By Sue Tiffin
W ilberforce has the kind of charm that leaves visitors with a feeling of small-town tight-knit community even if they’re just passing through. From the historical legacy of Agnew’s General Store and the Red Cross Outpost located front and centre on the main drag to the area’s natural beauty to the resilience showcased in the building of a sort of geocaching empire the laidback hamlet leaves you wanting good things for the area and the people who live there.
At events held in Wilberforce whether it be summer’s agricultural fair or the Santa Claus Parade it always seems the entire population of the area is coming out to cheer each other on and celebrate the tradition history and effort of the community.
In fact when CBC’s Still Standing came to the area to highlight the success of the Highlands East settlement in surviving despite the fall of industry and even the exit of Wilberforce’s one bank that sense of community was highlighted. On their episode’s webpage it’s noted “the community came together as volunteers to raise money and help build these buildings with their own hands. There’s a real attitude in the community of ‘I thought we needed this so I just did it.’”
Wilberforce is about to get another good thing: a seven-acre shoreline park perfectly located in the heart of the hamlet between the downtown area and Dark (Pusey) Lake. The land for what will be called Herlihey Park in honour of Beatrice and Harold Herlihey was donated to the township on behalf of Carol and Karl Marcus. Harold operated the former Wilberforce Veneer and Lumber Company on the site which is now referred to by locals as being “the heartbeat” of the town.

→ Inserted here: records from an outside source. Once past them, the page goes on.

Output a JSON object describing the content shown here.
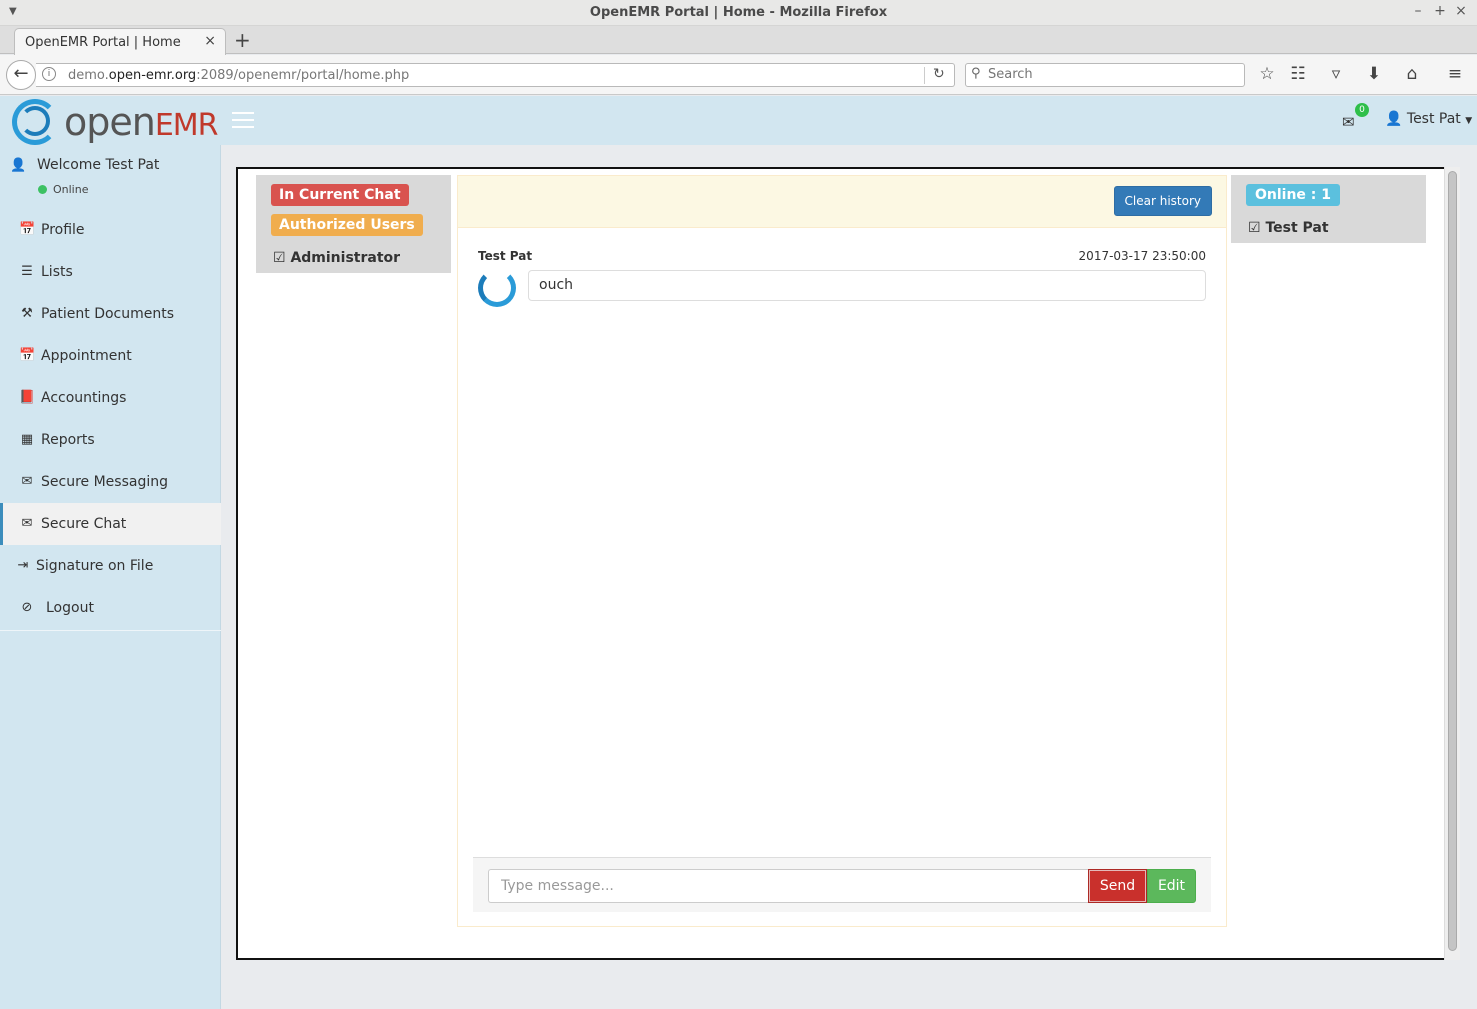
{
  "browser": {
    "window_title": "OpenEMR Portal | Home - Mozilla Firefox",
    "tab_title": "OpenEMR Portal | Home",
    "url_prefix": "demo.",
    "url_host": "open-emr.org",
    "url_rest": ":2089/openemr/portal/home.php",
    "search_placeholder": "Search"
  },
  "header": {
    "logo_text": "open",
    "logo_emr": "EMR",
    "mail_count": "0",
    "user_name": "Test Pat"
  },
  "sidebar": {
    "welcome": "Welcome Test Pat",
    "status": "Online",
    "items": [
      {
        "label": "Profile",
        "icon": "calendar-icon"
      },
      {
        "label": "Lists",
        "icon": "list-icon"
      },
      {
        "label": "Patient Documents",
        "icon": "gavel-icon"
      },
      {
        "label": "Appointment",
        "icon": "calendar-icon"
      },
      {
        "label": "Accountings",
        "icon": "book-icon"
      },
      {
        "label": "Reports",
        "icon": "calendar-grid-icon"
      },
      {
        "label": "Secure Messaging",
        "icon": "envelope-icon"
      },
      {
        "label": "Secure Chat",
        "icon": "envelope-icon"
      },
      {
        "label": "Signature on File",
        "icon": "sign-in-icon"
      },
      {
        "label": "Logout",
        "icon": "ban-icon"
      }
    ],
    "active_item": "Secure Chat"
  },
  "chat": {
    "in_current_chat_label": "In Current Chat",
    "authorized_users_label": "Authorized Users",
    "authorized_users": [
      "Administrator"
    ],
    "clear_history_label": "Clear history",
    "messages": [
      {
        "sender": "Test Pat",
        "time": "2017-03-17 23:50:00",
        "text": "ouch"
      }
    ],
    "input_placeholder": "Type message...",
    "send_label": "Send",
    "edit_label": "Edit",
    "online_label": "Online : 1",
    "online_users": [
      "Test Pat"
    ]
  },
  "colors": {
    "sidebar_bg": "#d2e6f0",
    "primary": "#337ab7",
    "danger": "#d9534f",
    "warning": "#f0ad4e",
    "success": "#5cb85c",
    "info": "#5bc0de"
  }
}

At the latest public meeting – there have been a few – bringing residents together for an unveiling of the most recent design of the Herlihey Park project landscape architect Peter North of North Design Office Inc. seems motivated by suggestions from the residents expressing his own excitement about the potential of the space – their space.
And there should be a lot of excitement. In an era in which we continue to build expensive monolithic buildings often at the expense of the natural environment while chastising a younger generation for not getting outdoors more the Herlihey Park project is refreshing and forward-thinking and enables free exploration and exercise and growth.

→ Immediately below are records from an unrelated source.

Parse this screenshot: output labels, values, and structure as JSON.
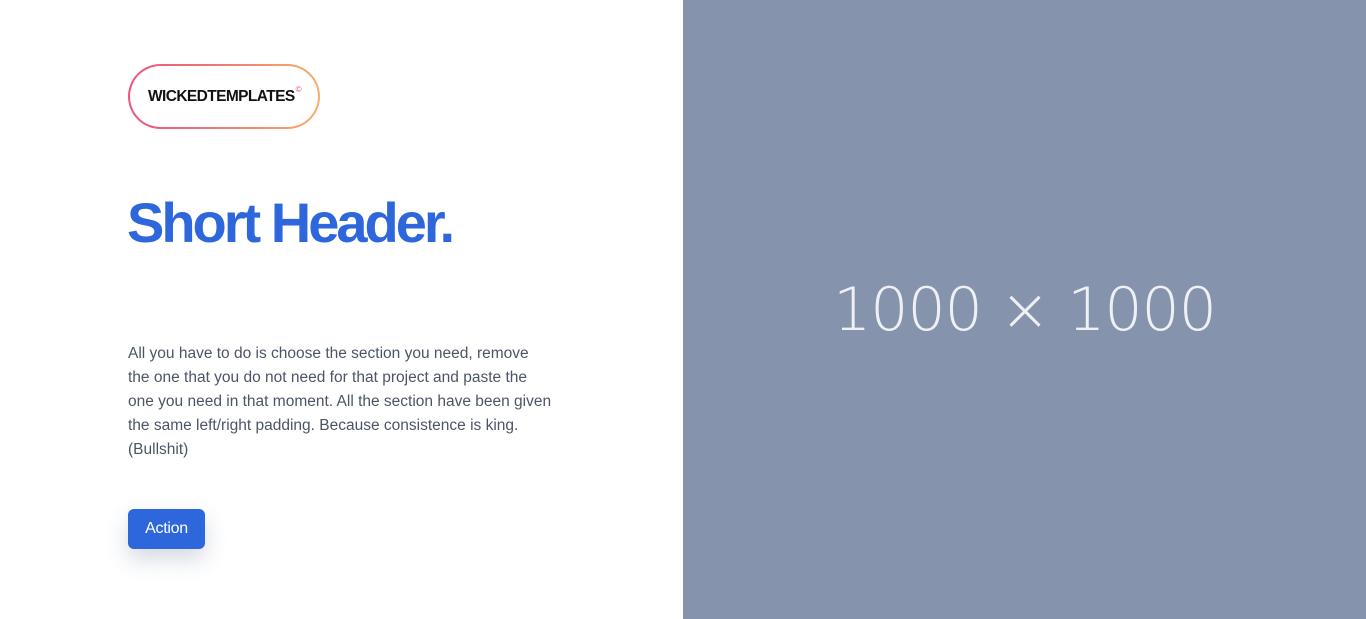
{
  "logo": {
    "text": "WICKEDTEMPLATES",
    "mark": "©"
  },
  "hero": {
    "headline": "Short Header.",
    "body": "All you have to do is choose the section you need, remove the one that you do not need for that project and paste the one you need in that moment. All the section have been given the same left/right padding. Because consistence is king. (Bullshit)",
    "action_label": "Action"
  },
  "image_placeholder": {
    "label": "1000 × 1000"
  },
  "colors": {
    "accent": "#2e66dc",
    "placeholder_bg": "#8693ac",
    "logo_gradient_start": "#e8557f",
    "logo_gradient_end": "#f5b06a",
    "body_text": "#4c5566"
  }
}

The green space is endearing – there’s nothing bold or bright about it – it’s just a calming area to be outside and fully engage in active or passive recreation. Landscaping honours the natural vegetation and wild habitat and the focus in the park is the trails that run throughout it the public beach area a central area for gathering and what residents are saying they want: a reminder of the history of what once brought the town together. Hilda Clark’s memories of “scamps” running around the area in the past are as vivid as the future painted by North when he imagines people getting an ice cream cone downtown before strolling through the park.
Wilberforce is still being brought together. Kudos to all those involved in thinking the space is needed and getting it done.